(Later in the match referee Jozef Batko sent off Chivas USA defender Claudio Suarez for tripping Houston midfielder Brian Mullan just outside the penalty area as he dribbled toward goal. Denying an opponent a scoring opportunity is punishable by a red card and that is what Batko did.)

MLS has fined players for reckless fouls in the past and could certainly do so in the case of De Rosario. Determining whether he should have been sent off is trickier.

The rules stipulate a player can only be sent off for violent conduct if the player "uses excessive force or brutality against an opponent while not challenging for the ball." However, the referee is empowered to send players off for serious foul play while challenging for the ball, and showing the studs while going over the ball or throwing elbows will often warrant such decisions. The referee is also directed to caution a player who plays in a dangerous manner "if the action is made with obvious risk of injury."

Batko interpreted De Rosario's attempted kick as dangerous foul play, which is usually the case in such circumstances, rather than serious foul play.

That won't speed Vaughn's recovery or mitigate the possibility of a fine, but the rules back up the ref.



No comments yet.

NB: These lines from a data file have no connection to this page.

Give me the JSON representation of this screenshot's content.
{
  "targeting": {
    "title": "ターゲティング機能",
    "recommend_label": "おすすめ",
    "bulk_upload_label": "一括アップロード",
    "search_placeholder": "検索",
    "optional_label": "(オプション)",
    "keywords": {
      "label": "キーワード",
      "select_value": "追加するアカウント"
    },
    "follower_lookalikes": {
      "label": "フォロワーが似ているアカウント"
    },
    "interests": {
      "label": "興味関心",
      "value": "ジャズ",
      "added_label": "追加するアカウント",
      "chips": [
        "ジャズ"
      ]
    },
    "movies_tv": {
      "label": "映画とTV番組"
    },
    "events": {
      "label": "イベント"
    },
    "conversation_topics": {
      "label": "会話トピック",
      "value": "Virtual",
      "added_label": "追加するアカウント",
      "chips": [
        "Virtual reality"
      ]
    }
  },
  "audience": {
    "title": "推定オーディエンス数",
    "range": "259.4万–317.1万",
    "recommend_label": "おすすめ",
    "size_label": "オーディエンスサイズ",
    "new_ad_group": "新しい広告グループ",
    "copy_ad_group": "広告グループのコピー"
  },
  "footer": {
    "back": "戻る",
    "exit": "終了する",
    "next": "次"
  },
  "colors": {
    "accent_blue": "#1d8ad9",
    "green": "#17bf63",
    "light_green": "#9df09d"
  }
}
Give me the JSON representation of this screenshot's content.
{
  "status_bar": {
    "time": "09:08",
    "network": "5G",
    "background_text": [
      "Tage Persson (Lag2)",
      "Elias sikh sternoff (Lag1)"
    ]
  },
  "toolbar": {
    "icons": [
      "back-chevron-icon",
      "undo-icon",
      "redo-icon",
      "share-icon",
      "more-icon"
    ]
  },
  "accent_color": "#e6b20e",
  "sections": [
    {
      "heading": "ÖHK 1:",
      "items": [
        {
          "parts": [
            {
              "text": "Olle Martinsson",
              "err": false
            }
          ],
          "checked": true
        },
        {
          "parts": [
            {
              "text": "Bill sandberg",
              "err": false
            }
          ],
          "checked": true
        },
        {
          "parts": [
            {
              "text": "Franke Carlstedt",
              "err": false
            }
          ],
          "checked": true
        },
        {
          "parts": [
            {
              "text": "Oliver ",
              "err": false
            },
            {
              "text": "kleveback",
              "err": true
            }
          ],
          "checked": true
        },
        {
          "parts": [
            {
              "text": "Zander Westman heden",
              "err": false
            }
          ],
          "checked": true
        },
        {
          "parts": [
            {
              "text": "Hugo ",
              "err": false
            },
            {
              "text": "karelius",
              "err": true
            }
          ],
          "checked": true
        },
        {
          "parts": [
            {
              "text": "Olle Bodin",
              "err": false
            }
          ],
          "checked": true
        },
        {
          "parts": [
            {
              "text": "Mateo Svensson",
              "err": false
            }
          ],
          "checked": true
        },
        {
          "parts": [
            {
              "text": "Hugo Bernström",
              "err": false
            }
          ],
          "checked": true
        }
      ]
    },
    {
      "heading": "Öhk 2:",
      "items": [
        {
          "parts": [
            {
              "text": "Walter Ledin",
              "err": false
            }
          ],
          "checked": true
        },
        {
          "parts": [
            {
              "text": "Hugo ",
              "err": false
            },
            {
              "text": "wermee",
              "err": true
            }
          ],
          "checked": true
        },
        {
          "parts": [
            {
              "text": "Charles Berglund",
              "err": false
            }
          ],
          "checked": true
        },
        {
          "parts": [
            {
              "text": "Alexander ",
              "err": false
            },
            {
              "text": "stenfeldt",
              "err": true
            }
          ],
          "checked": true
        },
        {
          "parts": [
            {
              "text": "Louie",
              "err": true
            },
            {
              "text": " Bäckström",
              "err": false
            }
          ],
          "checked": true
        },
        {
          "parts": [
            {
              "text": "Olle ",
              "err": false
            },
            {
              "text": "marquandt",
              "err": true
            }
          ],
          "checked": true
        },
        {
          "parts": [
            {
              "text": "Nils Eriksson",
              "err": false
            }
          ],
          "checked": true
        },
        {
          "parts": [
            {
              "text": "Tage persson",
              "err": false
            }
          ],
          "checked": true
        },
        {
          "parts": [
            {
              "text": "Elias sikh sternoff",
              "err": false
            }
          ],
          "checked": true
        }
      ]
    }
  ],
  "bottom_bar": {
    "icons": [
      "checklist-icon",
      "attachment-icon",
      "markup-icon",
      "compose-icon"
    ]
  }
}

Sign in to leave a comment. Don't have an account? Join Now




AUTHORS

ARCHIVES
FOLLOW SOCCERAMERICA

Recent Soccer America Daily
Where to Watch European Soccer    
The new European club season has started up. Here are places Soccer America readers recommend where ...
Robinho's chip is masterful    
[VIDEO PICK: Golazo] Robinho, back with the club that spawned him, scored his first Brazilian league ...
Pennsylvania has long history of Open Cup success    
[MAKING A LIST] If the Philadelphia Union beats the Seattle Sounders in Tuesday's Lamar Hunt U.S. ...
Philly's Curtin: 'I don't want to let the city down'    
[U.S. OPEN CUP: Final] As an organization, the Seattle Sounders have a brief yet rich tradition ...
All MLS teams but Sporting KC on double duty    
[CONCACAF CHAMPIONS LEAGUE: Preview] MLS's five entrants take a combined 5-0-1 record into Matchday 4 of ...
Arsenal and Man City look to repeat road feats    
[UCL: Three Games to Watch] The new UEFA Champions League season kicks off with a bang. ...
What They're Saying: Michael Bradley    
"They continue to assign Canadian referees with Canadian teams playing against American teams ... It makes ...
Intentional or not, Blas Perez's goal is amazing     
[VIDEO PICK: MLS Goals of the Week] It's unclear whether FC Dallas' Panamanian striker Blas Perez ...
Spain advances to finals for first time    
[2015 WOMEN'S WORLD CUP] Spain qualified for the 2015 Women's World Cup for the first time ...
Curtin has Union on brink of first trophy    
[OPEN CUP: Final] The Philadelphia Union goes for its first trophy when it hosts the Seattle ...
>> Soccer America Daily Archives